‘Wonders of the Universe’ is a public lecture from the Ordered Universe Research Project, an interdisciplinary encounter between medieval and modern science: 7th April, 2016, 18.00 in Rome, at the University of Notre Dame Rome Global Gateway (Via Ostilia, 15). The lecture is given in two parts, each of 30 minutes, by Dr Cecilia Panti, an expert on medieval philosophy, and Professor Tom McLeish FRS, an expert on physics, rheology and a keen astronomer. Between the two of them they will explore the intricacies and delights of medieval and modern thought on astronomy and planetary systems.
Cecilia will introduce one of the most famous texts on astronomy inherited by the medieval west from the ancient world, and its medieval Arabic commentators, and the fascinating story of its complex reception:

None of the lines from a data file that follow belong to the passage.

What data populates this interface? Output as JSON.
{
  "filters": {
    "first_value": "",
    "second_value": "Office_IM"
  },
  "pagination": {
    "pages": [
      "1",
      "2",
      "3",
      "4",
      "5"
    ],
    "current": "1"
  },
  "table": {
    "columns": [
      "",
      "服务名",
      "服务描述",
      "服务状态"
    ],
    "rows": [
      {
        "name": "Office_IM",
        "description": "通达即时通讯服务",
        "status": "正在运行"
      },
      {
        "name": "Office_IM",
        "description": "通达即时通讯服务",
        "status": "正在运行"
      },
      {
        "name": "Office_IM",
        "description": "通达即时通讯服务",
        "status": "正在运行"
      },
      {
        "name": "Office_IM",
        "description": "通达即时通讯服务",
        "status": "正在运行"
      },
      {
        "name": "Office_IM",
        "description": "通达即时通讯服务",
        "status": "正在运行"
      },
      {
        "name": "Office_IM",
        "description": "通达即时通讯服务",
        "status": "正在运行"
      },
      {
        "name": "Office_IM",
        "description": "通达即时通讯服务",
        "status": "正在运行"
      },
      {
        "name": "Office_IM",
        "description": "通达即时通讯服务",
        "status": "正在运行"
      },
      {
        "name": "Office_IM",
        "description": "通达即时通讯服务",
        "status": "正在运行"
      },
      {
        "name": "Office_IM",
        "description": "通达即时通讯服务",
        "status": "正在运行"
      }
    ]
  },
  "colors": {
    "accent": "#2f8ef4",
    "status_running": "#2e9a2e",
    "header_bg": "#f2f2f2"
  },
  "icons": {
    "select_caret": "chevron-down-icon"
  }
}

‘The Almagest of the ancient Alexandrian Ptolemy was by the end of the 12th century known to the Latin world, as was its large corpus of explanatory treatises. Robert Grosseteste was one of the first western scholars to study the Almagest, an encounter which seems to have left him more questions than answers. In his cosmological writings Grosseteste did not engage with the quantitive aspects of the Almagest, and, although appearing to reject the complexities of Ptolemy’s mathematical approach to astronomy, used other models which were even more obscure. Only with the emergence of new techniques in practical astronomy, championed by Campanus of Nova and William of Wallingford was it possible to verify and understand the approach of the Almagest, almost a century after it first appeared on the conceptual horizon of western scholars.’

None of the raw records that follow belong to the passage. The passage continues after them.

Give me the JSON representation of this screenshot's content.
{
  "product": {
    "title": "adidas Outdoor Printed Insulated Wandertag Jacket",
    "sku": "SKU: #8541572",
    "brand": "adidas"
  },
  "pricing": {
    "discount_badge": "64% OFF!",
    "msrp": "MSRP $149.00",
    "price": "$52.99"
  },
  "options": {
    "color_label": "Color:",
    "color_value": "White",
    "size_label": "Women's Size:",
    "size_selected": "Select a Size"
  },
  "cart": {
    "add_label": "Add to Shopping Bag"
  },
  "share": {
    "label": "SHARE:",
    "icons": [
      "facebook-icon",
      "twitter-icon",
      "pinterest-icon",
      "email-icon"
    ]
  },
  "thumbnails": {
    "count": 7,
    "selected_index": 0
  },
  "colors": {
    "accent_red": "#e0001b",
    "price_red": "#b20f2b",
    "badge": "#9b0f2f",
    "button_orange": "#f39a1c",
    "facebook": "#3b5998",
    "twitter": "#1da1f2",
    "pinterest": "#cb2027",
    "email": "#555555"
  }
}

Changes in practical astronomy and observation altered, radically, understanding of past texts, and the heavens. Tom takes this story on to explore the marvellous diversity of planetary bodies within the solar system:
‘Just over 400 years ago, in 1609 or 1610, Galileo identified the four largest satellites of Jupiter as true moons of the giant planet. Since then, both earth and space-based exploration of the solar system have revealed dozens of rocky worlds in orbit around the planets. These are the true occupiers of the imagined ‘epicycles’ of old rather than the planets themselves. One of the greatest surprises to emerge in this great epoch of exploration is that no two are alike. We will survey briefly ice-moons, clouded moons, volcanic moons, two-faced moons and more, in a tour of the solar system’s rich family of worlds’.
All are welcome to join us for this journey into space and time. The University of Notre Dame du Lac Rome Global Gateway, Via Ostilia 15, is found here:
The lectures will be followed by a wine reception. Entrance is free but places are limited and must be registered by email to: firstname.lastname@example.org
The next in the Ordered Universe Symposium series takes place in April, 5th-8th, in Rome. Co-sponsored by the Università di Roma Tor Vergata, and hosted in the University of Notre Dame du Lac, Rome Global Gateway, the symposium will focus on Grussetestes’s treatise De sphera, On the Sphere and his treatise on time-reckoning and the calendar the Compotus correctorius. The programme is embedded below, and includes details of a half-day conference at Tor Vergata, on Wednesday 6th April (with papers by Richard Bower, Anne Lawrence Mathers, Philipp Nothaft and Neil Lewis) and the Symposium Public Lecture to be delivered on Thursday 7th April at the Notre Dame Global Gateway (Via Ostilia 15) at 18.00 by Tom McLeish and Cecilia Panti. Any inquires should be directed to email@example.com. The symposium will include regular Ordered Universe participants and some for whom this is their first time: we look forward to three days of interdisciplinary engagement and exploration. Time, space, stars, planets, zodiac and the relationship of the earth to the cosmos, of humanity to creation, are some amongst the topics and questions which Grosseteste opens and to which he addresses his treatises.
Images courtesy of wiki commons and Giles Gasper.